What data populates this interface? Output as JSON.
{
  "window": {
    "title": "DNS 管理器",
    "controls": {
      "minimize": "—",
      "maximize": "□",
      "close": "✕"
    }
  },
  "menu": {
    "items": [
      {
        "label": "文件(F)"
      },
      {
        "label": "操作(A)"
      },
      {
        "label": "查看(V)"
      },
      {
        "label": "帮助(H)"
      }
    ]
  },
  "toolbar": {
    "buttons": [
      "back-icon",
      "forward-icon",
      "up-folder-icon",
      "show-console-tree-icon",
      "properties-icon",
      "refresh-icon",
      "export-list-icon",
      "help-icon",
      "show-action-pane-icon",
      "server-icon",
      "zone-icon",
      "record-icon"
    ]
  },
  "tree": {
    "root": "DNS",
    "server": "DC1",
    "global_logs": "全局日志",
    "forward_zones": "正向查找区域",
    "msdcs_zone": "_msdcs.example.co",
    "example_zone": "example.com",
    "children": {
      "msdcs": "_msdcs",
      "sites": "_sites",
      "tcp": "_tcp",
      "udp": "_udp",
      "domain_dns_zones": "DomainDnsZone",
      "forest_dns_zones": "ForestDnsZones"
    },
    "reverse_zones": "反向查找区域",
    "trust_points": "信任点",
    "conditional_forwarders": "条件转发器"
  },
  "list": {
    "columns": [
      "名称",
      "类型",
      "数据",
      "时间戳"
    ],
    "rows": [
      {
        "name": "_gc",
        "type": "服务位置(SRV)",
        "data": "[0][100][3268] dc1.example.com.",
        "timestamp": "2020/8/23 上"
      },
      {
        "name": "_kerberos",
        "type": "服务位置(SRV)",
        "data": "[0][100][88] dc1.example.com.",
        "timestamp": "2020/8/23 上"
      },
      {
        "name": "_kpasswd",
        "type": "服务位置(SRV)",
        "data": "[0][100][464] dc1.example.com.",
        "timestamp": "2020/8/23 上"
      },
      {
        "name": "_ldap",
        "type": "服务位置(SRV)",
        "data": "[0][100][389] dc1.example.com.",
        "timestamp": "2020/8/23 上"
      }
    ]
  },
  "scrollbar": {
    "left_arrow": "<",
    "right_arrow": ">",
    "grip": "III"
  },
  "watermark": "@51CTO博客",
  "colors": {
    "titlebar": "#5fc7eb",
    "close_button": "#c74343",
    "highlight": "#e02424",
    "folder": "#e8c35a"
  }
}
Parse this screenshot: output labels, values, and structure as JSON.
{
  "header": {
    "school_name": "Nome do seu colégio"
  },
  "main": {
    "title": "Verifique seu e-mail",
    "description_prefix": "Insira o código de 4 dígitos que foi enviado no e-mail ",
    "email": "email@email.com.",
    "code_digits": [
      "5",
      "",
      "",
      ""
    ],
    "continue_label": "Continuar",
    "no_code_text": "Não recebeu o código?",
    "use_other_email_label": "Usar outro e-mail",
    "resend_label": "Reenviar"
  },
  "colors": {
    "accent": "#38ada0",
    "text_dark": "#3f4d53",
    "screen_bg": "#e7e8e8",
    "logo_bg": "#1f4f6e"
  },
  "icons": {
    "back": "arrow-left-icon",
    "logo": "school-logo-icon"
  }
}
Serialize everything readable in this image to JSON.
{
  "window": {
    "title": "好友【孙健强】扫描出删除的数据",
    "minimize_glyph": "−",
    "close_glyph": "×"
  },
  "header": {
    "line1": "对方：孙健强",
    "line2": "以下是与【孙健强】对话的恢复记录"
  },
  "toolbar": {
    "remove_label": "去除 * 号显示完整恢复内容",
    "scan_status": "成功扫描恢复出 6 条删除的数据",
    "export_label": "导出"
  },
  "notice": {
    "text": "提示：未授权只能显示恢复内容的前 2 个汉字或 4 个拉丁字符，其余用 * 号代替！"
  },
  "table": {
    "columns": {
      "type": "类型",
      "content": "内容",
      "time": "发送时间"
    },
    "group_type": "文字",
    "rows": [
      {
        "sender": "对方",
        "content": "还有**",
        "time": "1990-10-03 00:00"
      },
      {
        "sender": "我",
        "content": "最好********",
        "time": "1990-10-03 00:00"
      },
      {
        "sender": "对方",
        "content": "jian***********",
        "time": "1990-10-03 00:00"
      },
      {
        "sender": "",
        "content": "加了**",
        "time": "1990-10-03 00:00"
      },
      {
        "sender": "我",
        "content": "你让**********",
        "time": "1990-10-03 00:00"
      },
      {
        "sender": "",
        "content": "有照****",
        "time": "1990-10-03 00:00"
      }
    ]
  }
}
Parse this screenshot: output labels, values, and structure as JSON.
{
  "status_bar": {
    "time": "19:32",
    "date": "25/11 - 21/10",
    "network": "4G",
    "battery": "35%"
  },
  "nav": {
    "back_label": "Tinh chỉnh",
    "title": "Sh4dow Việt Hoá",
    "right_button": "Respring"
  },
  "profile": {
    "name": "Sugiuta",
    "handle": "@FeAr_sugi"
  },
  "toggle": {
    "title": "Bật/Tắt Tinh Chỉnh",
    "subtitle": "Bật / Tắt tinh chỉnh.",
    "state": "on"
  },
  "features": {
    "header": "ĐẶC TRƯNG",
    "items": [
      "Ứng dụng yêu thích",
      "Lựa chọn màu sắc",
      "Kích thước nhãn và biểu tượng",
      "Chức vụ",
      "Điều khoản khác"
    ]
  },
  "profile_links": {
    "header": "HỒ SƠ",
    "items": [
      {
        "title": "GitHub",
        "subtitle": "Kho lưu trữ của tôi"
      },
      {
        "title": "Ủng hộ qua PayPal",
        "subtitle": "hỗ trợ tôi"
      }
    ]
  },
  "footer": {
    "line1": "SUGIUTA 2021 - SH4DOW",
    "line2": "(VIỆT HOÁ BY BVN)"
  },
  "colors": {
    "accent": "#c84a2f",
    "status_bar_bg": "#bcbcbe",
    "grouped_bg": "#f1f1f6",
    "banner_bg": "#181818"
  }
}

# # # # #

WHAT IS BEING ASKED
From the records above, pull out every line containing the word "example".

WORKED SOLUTION
    "msdcs_zone": "_msdcs.example.co",
    "example_zone": "example.com",
        "data": "[0][100][3268] dc1.example.com.",
        "data": "[0][100][88] dc1.example.com.",
        "data": "[0][100][464] dc1.example.com.",
        "data": "[0][100][389] dc1.example.com.",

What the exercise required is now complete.